If you seek to live your Oblate life as a Brother, the formation process may vary in terms of the studies you pursue. This can include social work, catechetics, teaching, and the whole array of professions and trades that might be needed in furthering our mission to serve the poor with their many faces.
Kneeling before the Cross on Good Friday in 1807 St Eugene de Mazenod, the founder of the Oblates, experienced something that changed his life. On that day Eugene became profoundly aware of his own sinfulness and at the same time, of the deep mercy of God. This powerful experience would lead him to commit his life to Jesus Christ, and to share the good news of the Gospel so that others might have the chance to encounter this same transforming love of God.
Eugene chose priesthood as the vehicle for his ministry, and it was to the forgotten people of southern France, that Eugene directed his energies. He would reject a comfortable diocesan position and become a priest of the poor. He went on to work in the rural areas, with labourers, prisoners, and young people.
How We Live
Early in his ministry, St Eugene realized that a community would be necessary for mutual support and to ensure a significant impact with the ministry. The mission is what draws us and it is community that nurtures us.
Community is God's gift to us, and through us a gift to all people. Among other things it signifies the communal life to which all of humanity is called. Community is good news for the Church and for the world and it is in this sense that community is itself already a form of mission.
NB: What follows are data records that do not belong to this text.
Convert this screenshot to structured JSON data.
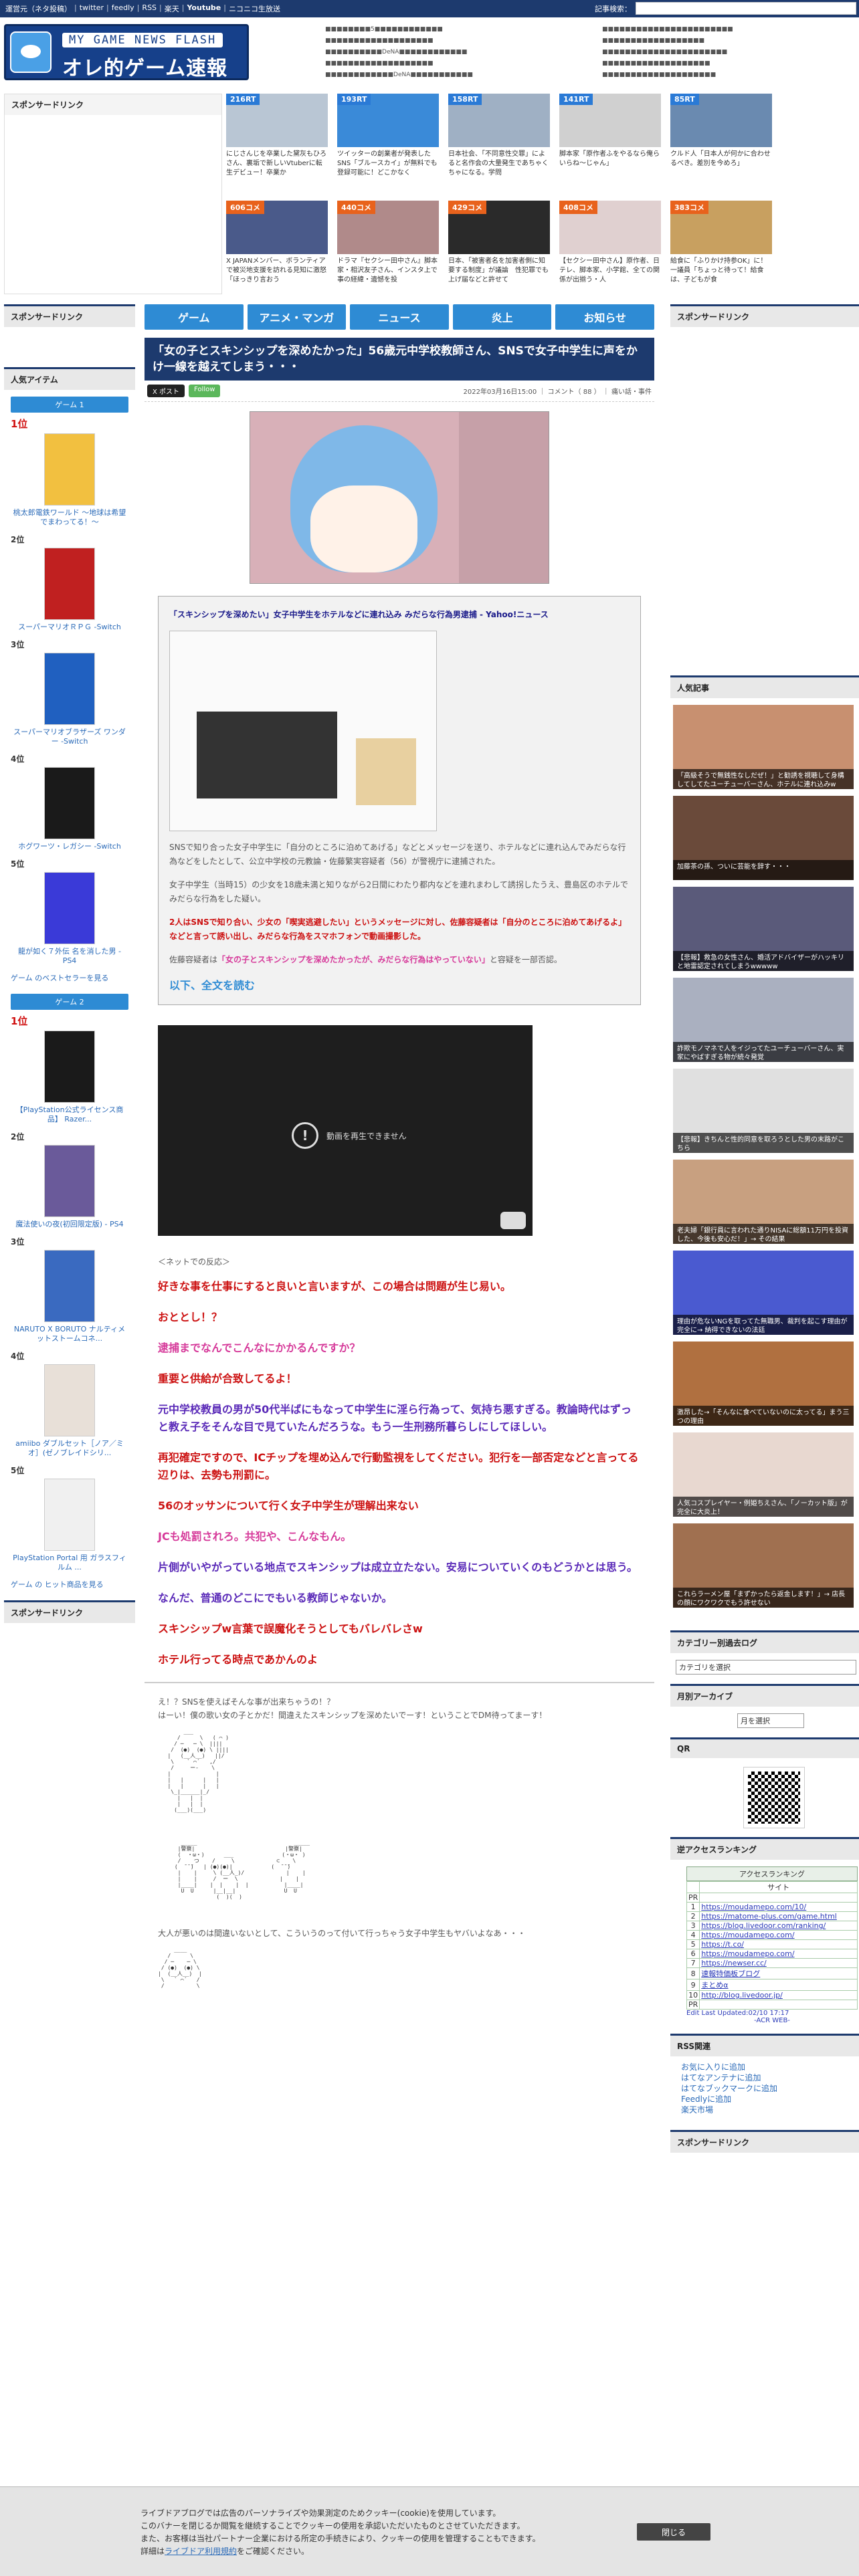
{
  "topbar": {
    "links": [
      "運営元（ネタ投稿）",
      "twitter",
      "feedly",
      "RSS",
      "楽天",
      "Youtube",
      "ニコニコ生放送"
    ],
    "search_label": "記事検索：",
    "search_placeholder": ""
  },
  "logo": {
    "line1": "MY GAME NEWS FLASH",
    "line2": "オレ的ゲーム速報@JIN"
  },
  "header_lists": {
    "col1": [
      "■■■■■■■■5■■■■■■■■■■■■",
      "■■■■■■■■■■■■■■■■■■■",
      "■■■■■■■■■■DeNA■■■■■■■■■■■■",
      "■■■■■■■■■■■■■■■■■■■",
      "■■■■■■■■■■■■DeNA■■■■■■■■■■■"
    ],
    "col2": [
      "■■■■■■■■■■■■■■■■■■■■■■■",
      "■■■■■■■■■■■■■■■■■■",
      "■■■■■■■■■■■■■■■■■■■■■■",
      "■■■■■■■■■■■■■■■■■■■",
      "■■■■■■■■■■■■■■■■■■■■"
    ],
    "col3": [
      "■■■■■■■■■■■■■■■",
      "■■■■■■■■■■■■■■■■■■■■■",
      "■■■■■■■■■■■■■■■(■)■■",
      "■■■■■■■■■■■■■■■■■■■",
      "MSI■Steam■■■■■■■■■■■"
    ]
  },
  "side": {
    "sponsor_title": "スポンサードリンク",
    "popular_items_title": "人気アイテム",
    "popular_articles_title": "人気記事",
    "category_title": "カテゴリー別過去ログ",
    "category_select": "カテゴリを選択",
    "monthly_title": "月別アーカイブ",
    "monthly_select": "月を選択",
    "qr_title": "QR",
    "access_title": "逆アクセスランキング",
    "rss_title": "RSS関連"
  },
  "thumbs": [
    {
      "tag": "216RT",
      "text": "にじさんじを卒業した黛灰もひろさん、裏垢で新しいVtuberに転生デビュー！卒業か",
      "kind": "rt"
    },
    {
      "tag": "193RT",
      "text": "ツイッターの創業者が発表したSNS「ブルースカイ」が無料でも登録可能に！どこかなく",
      "kind": "rt"
    },
    {
      "tag": "158RT",
      "text": "日本社会、「不同意性交罪」によると名作会の大量発生であちゃくちゃになる。学問",
      "kind": "rt"
    },
    {
      "tag": "141RT",
      "text": "脚本家「原作者ふをやるなら俺らいらね〜じゃん」",
      "kind": "rt"
    },
    {
      "tag": "85RT",
      "text": "クルド人「日本人が何かに合わせるべき。差別を今めろ」",
      "kind": "rt"
    },
    {
      "tag": "606コメ",
      "text": "X JAPANメンバー、ボランティアで被災地支援を訪れる見知に激怒「ほっきり言おう",
      "kind": "cmt"
    },
    {
      "tag": "440コメ",
      "text": "ドラマ『セクシー田中さん』脚本家・相沢友子さん、インスタ上で事の経緯・遺憾を投",
      "kind": "cmt"
    },
    {
      "tag": "429コメ",
      "text": "日本、「被害者名を加害者側に知要する制度」が議論　性犯罪でも上げ届などと許せて",
      "kind": "cmt"
    },
    {
      "tag": "408コメ",
      "text": "【セクシー田中さん】原作者、日テレ、脚本家、小学館、全ての関係が出揃う・人",
      "kind": "cmt"
    },
    {
      "tag": "383コメ",
      "text": "給食に「ふりかけ持参OK」に！一議員「ちょっと待って！給食は、子どもが食",
      "kind": "cmt"
    }
  ],
  "nav": [
    "ゲーム",
    "アニメ・マンガ",
    "ニュース",
    "炎上",
    "お知らせ"
  ],
  "rank_groups": [
    {
      "head": "ゲーム 1",
      "items": [
        {
          "num": "1位",
          "name": "桃太郎電鉄ワールド ～地球は希望でまわってる！～"
        },
        {
          "num": "2位",
          "name": "スーパーマリオＲＰＧ -Switch"
        },
        {
          "num": "3位",
          "name": "スーパーマリオブラザーズ ワンダー -Switch"
        },
        {
          "num": "4位",
          "name": "ホグワーツ・レガシー -Switch"
        },
        {
          "num": "5位",
          "name": "龍が如く７外伝 名を消した男 - PS4"
        }
      ],
      "more": "ゲーム のベストセラーを見る"
    },
    {
      "head": "ゲーム 2",
      "items": [
        {
          "num": "1位",
          "name": "【PlayStation公式ライセンス商品】 Razer..."
        },
        {
          "num": "2位",
          "name": "魔法使いの夜(初回限定版) - PS4"
        },
        {
          "num": "3位",
          "name": "NARUTO X BORUTO ナルティメットストームコネ..."
        },
        {
          "num": "4位",
          "name": "amiibo ダブルセット［ノア／ミオ］(ゼノブレイドシリ..."
        },
        {
          "num": "5位",
          "name": "PlayStation Portal 用 ガラスフィルム ..."
        }
      ],
      "more": "ゲーム の ヒット商品を見る"
    }
  ],
  "article": {
    "title": "「女の子とスキンシップを深めたかった」56歳元中学校教師さん、SNSで女子中学生に声をかけ一線を越えてしまう・・・",
    "x_button": "X ポスト",
    "follow_button": "Follow",
    "meta": "2022年03月16日15:00 ｜ コメント（ 88 ） ｜ 痛い話・事件",
    "quote_title": "「スキンシップを深めたい」女子中学生をホテルなどに連れ込み みだらな行為男逮捕 - Yahoo!ニュース",
    "p1": "SNSで知り合った女子中学生に「自分のところに泊めてあげる」などとメッセージを送り、ホテルなどに連れ込んでみだらな行為などをしたとして、公立中学校の元教論・佐藤繁実容疑者（56）が警視庁に逮捕された。",
    "p2": "女子中学生（当時15）の少女を18歳未満と知りながら2日間にわたり都内などを連れまわして誘拐したうえ、豊島区のホテルでみだらな行為をした疑い。",
    "p3": "2人はSNSで知り合い、少女の「喫実逃避したい」というメッセージに対し、佐藤容疑者は「自分のところに泊めてあげるよ」などと言って誘い出し、みだらな行為をスマホフォンで動画撮影した。",
    "p4a": "佐藤容疑者は",
    "p4b": "「女の子とスキンシップを深めたかったが、みだらな行為はやっていない」",
    "p4c": "と容疑を一部否認。",
    "readmore": "以下、全文を読む",
    "video_error": "動画を再生できません",
    "react_head": "＜ネットでの反応＞",
    "comments": [
      {
        "text": "好きな事を仕事にすると良いと言いますが、この場合は問題が生じ易い。",
        "color": "#cc1111"
      },
      {
        "text": "おととし！？",
        "color": "#cc1111"
      },
      {
        "text": "逮捕までなんでこんなにかかるんですか？",
        "color": "#d63a9a"
      },
      {
        "text": "重要と供給が合致してるよ！",
        "color": "#cc1111"
      },
      {
        "text": "元中学校教員の男が50代半ばにもなって中学生に淫ら行為って、気持ち悪すぎる。教論時代はずっと教え子をそんな目で見ていたんだろうな。もう一生刑務所暮らしにしてほしい。",
        "color": "#5a2ab8"
      },
      {
        "text": "再犯確定ですので、ICチップを埋め込んで行動監視をしてください。犯行を一部否定などと言ってる辺りは、去勢も刑罰に。",
        "color": "#cc1111"
      },
      {
        "text": "56のオッサンについて行く女子中学生が理解出来ない",
        "color": "#cc1111"
      },
      {
        "text": "JCも処罰されろ。共犯や、こんなもん。",
        "color": "#d63a9a"
      },
      {
        "text": "片側がいやがっている地点でスキンシップは成立立たない。安易についていくのもどうかとは思う。",
        "color": "#5a2ab8"
      },
      {
        "text": "なんだ、普通のどこにでもいる教師じゃないか。",
        "color": "#5a2ab8"
      },
      {
        "text": "スキンシップw言葉で誤魔化そうとしてもバレバレさw",
        "color": "#cc1111"
      },
      {
        "text": "ホテル行ってる時点であかんのよ",
        "color": "#cc1111"
      }
    ],
    "aa_text1": "え！？SNSを使えばそんな事が出来ちゃうの！？",
    "aa_text2": "はーい！僕の歌い女の子とかだ！間違えたスキンシップを深めたいでーす！ということでDM待ってまーす！",
    "aa_text3": "大人が悪いのは間違いないとして、こういうのって付いて行っちゃう女子中学生もヤバいよなあ・・・"
  },
  "popular_articles": [
    "「高級そうで無銭性なしだぜ！」と勧誘を視聴して身構してしてたユーチューバーさん、ホテルに連れ込みw",
    "加藤茶の孫、ついに芸能を辞す・・・",
    "【悲報】救急の女性さん、婚活アドバイザーがハッキリと地雷認定されてしまうwwwww",
    "詐欺モノマネで人をイジってたユーチューバーさん、実家にやばすぎる物が続々発覚",
    "【悲報】きちんと性的同意を取ろうとした男の末路がこちら",
    "老夫婦「銀行員に言われた通りNISAに総額11万円を投資した、今後も安心だ！」→ その結果",
    "理由が危ないNGを取ってた無職男、裁判を起こす理由が完全に→ 納得できないの法廷",
    "激昂した→「そんなに食べていないのに太ってる」まう三つの理由",
    "人気コスプレイヤー・例姫ちえさん、「ノーカット版」が完全に大炎上！",
    "これらラーメン屋「まずかったら返金します！」→ 店長の顔にワクワクでもう許せない"
  ],
  "access_ranking": {
    "title": "アクセスランキング",
    "site_col": "サイト",
    "rows": [
      {
        "n": "PR",
        "site": ""
      },
      {
        "n": "1",
        "site": "https://moudamepo.com/10/"
      },
      {
        "n": "2",
        "site": "https://matome-plus.com/game.html"
      },
      {
        "n": "3",
        "site": "https://blog.livedoor.com/ranking/"
      },
      {
        "n": "4",
        "site": "https://moudamepo.com/"
      },
      {
        "n": "5",
        "site": "https://t.co/"
      },
      {
        "n": "6",
        "site": "https://moudamepo.com/"
      },
      {
        "n": "7",
        "site": "https://newser.cc/"
      },
      {
        "n": "8",
        "site": "速報特価板ブログ"
      },
      {
        "n": "9",
        "site": "まとめα"
      },
      {
        "n": "10",
        "site": "http://blog.livedoor.jp/"
      },
      {
        "n": "PR",
        "site": ""
      }
    ],
    "footer": "Edit Last Updated:02/10 17:17",
    "footer2": "-ACR WEB-"
  },
  "rss": [
    "お気に入りに追加",
    "はてなアンテナに追加",
    "はてなブックマークに追加",
    "Feedlyに追加",
    "楽天市場"
  ],
  "cookie": {
    "line1": "ライブドアブログでは広告のパーソナライズや効果測定のためクッキー(cookie)を使用しています。",
    "line2": "このバナーを閉じるか閲覧を継続することでクッキーの使用を承認いただいたものとさせていただきます。",
    "line3": "また、お客様は当社パートナー企業における所定の手続きにより、クッキーの使用を管理することもできます。",
    "line4_pre": "詳細は",
    "line4_link": "ライブドア利用規約",
    "line4_post": "をご確認ください。",
    "close": "閉じる"
  }
}
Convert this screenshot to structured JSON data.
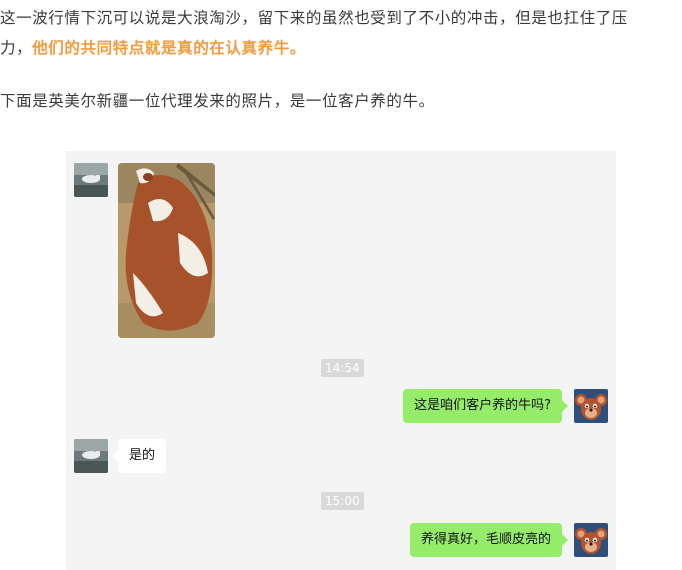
{
  "article": {
    "p1_line1": "这一波行情下沉可以说是大浪淘沙，留下来的虽然也受到了不小的冲击，但是也扛住了压",
    "p1_line2_start": "力，",
    "p1_highlight": "他们的共同特点就是真的在认真养牛。",
    "p2": "下面是英美尔新疆一位代理发来的照片，是一位客户养的牛。"
  },
  "chat": {
    "messages": [
      {
        "sender": "other",
        "type": "image",
        "content": "cow-photo"
      },
      {
        "type": "time",
        "text": "14:54"
      },
      {
        "sender": "me",
        "type": "text",
        "text": "这是咱们客户养的牛吗?"
      },
      {
        "sender": "other",
        "type": "text",
        "text": "是的"
      },
      {
        "type": "time",
        "text": "15:00"
      },
      {
        "sender": "me",
        "type": "text",
        "text": "养得真好，毛顺皮亮的"
      }
    ]
  },
  "colors": {
    "highlight": "#f29b3f",
    "chat_background": "#f4f4f4",
    "my_bubble": "#95ec69",
    "other_bubble": "#ffffff",
    "time_badge": "#d9d9d9"
  },
  "icons": {
    "agent_avatar": "cow-photo-avatar",
    "user_avatar": "cartoon-mouse-avatar"
  }
}
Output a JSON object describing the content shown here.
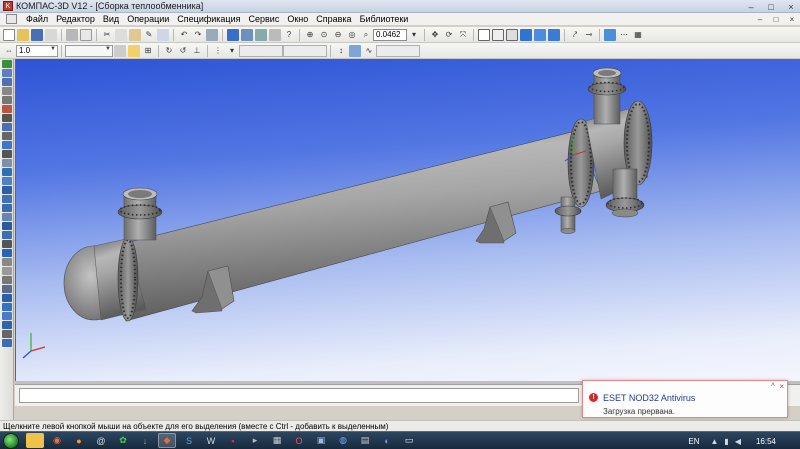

From the youngest and newest members to the oldest and most experienced, Oblates live in community wherever possible. In Oblate life, community means a unity and a communion of life and heart with our brother Oblates. We work at that!
In the more remote areas around the world, you will find Oblates living alone. Even so, our love for the community causes us to gather regularly to support one another and to pray and celebrate as brothers.
The community allows us to be ourselves, encourages us to develop our talents, invites us to share these gifts, and supports us in ministry. Because our faith is strengthened in the community, we are able to minister more effectively.
As Oblates, we want our communities to be real centers of life and hope, which speak to our brothers and sisters around the world. By living together in spite of the difficulties involved, we believe that Christ wants us to show that his unifying love and spirit are stronger than all the forces of disruption, and that the liberation of people has already begun.
Our founder, St. Eugene de Mazenod, looked upon the world of his day and saw people whose lives had hardly been touched by the message of Christ. Today, we continue to see people who have not experienced fully the love of the risen Lord. We share our Founder’s faith vision and his confidence, and we accept again his mission as our own. WE ARE MISSIONARIES. Our motto is: He sent me to evangelize the poor; the poor are being evangelized.
So, we strive to seek out, befriend and respect as sisters and brothers, the abandoned poor with their many faces: weak, unemployed, illiterate, victims of addictions, sick, marginalized, immigrants, minorities – not only the materially poor, but also those who are poor in spirit, those who do not know the name of Jesus Christ.
Our mission invites us to a team approach, to collaboration with laity and other religious communities, to formation of lay leaders who will serve the needs of others, to become a part of the lives of those to whom we minister.
But first, our mission asks us to be men who have experienced in our own lives the loving kindness of God. To be men who are driven on by this love to risk our lives for the sake of his Gospel.
This is a video about our Oblate Mission.